Defined as the intentional or unintentionalspread of false information (K et al., 2019)through context and/or content manipulation,fake news has become one of the most seriousproblems associated with online information(Waldrop, 2017). Consequently, it comes asno surprise that Fake News Detection hasbecome one of the major foci of variousfields of machine learning and while machinelearning models have allowed individualsand companies to automate decision-basedprocesses that were once thought to be onlydoable by humans, it is no secret that thereal-life applications of such models are notviable without the existence of an adequatetraining dataset. In this paper we describethe Veritas Annotator, a web application formanually identifying the origin of a rumour.These rumours, often referred as claims,were previously checked for validity byFact-Checking Agencies.
We describe our submission for the Breaker phase of the second Fact Extraction and VERification (FEVER) Shared Task. Our adversarial data can be explained by two perspectives. First, we aimed at testing model’s ability to retrieve evidence, when appropriate query terms could not be easily generated from the claim.

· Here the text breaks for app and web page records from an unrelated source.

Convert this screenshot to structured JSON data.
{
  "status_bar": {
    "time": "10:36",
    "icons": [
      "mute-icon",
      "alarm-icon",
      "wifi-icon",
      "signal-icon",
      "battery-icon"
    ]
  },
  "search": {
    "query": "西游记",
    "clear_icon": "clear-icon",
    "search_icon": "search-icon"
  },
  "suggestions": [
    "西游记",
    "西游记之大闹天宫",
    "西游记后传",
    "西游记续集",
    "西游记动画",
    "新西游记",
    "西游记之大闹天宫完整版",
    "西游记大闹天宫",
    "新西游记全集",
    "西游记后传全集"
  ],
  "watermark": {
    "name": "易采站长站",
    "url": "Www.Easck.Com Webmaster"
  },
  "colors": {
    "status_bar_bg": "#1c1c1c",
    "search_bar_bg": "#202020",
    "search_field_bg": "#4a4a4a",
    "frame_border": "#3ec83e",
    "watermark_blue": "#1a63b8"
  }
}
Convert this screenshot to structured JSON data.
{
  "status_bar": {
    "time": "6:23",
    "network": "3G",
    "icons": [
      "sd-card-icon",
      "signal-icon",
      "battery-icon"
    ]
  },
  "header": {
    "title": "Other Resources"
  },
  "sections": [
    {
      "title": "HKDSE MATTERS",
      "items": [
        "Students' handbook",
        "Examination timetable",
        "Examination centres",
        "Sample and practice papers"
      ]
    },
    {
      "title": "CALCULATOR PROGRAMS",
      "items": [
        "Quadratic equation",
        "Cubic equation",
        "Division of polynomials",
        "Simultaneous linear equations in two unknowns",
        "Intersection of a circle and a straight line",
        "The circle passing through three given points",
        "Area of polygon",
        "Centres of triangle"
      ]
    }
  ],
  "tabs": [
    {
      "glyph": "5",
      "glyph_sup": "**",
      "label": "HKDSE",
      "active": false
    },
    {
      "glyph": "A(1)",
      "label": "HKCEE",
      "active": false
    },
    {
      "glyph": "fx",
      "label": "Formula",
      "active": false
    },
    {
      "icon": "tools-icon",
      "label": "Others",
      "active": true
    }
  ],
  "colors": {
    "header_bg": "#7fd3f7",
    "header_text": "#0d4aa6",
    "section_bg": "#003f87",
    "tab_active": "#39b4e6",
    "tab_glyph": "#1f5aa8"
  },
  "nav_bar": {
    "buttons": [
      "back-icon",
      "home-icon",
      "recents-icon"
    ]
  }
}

Second, we test model’s ability to precisely understand the implications of the texts, which we expect to be rare in FEVER 1.0 dataset. Overall, we suggested six types of adversarial attacks. The evaluation on the submitted systems showed that the systems were only able get both the evidence and label correct in 20% of the data. We also demonstrate our adversarial run analysis in the data development process.
This paper contains our system description for the second Fact Extraction and VERification (FEVER) challenge. We propose a two-staged sentence selection strategy to account for examples in the dataset where evidence is not only conditioned on the claim, but also on previously retrieved evidence. We use a publicly available document retrieval module and have fine-tuned BERT checkpoints for sentence se- lection and as the entailment classifier. We report a FEVER score of 68.46% on the blind testset.
Fever Shared 2.0 Task is a challenge meant for developing automated fact checking systems. Our approach for the Fever 2.0 is based on a previous proposal developed by Team Athene UKP TU Darmstadt. Our proposal modifies the sentence retrieval phase, using statement extraction and representation in the form of triplets (subject, object, action). Triplets are extracted from the claim and compare to triplets extracted from Wikipedia articles using semantic similarity. Our results are satisfactory but there is room for improvement.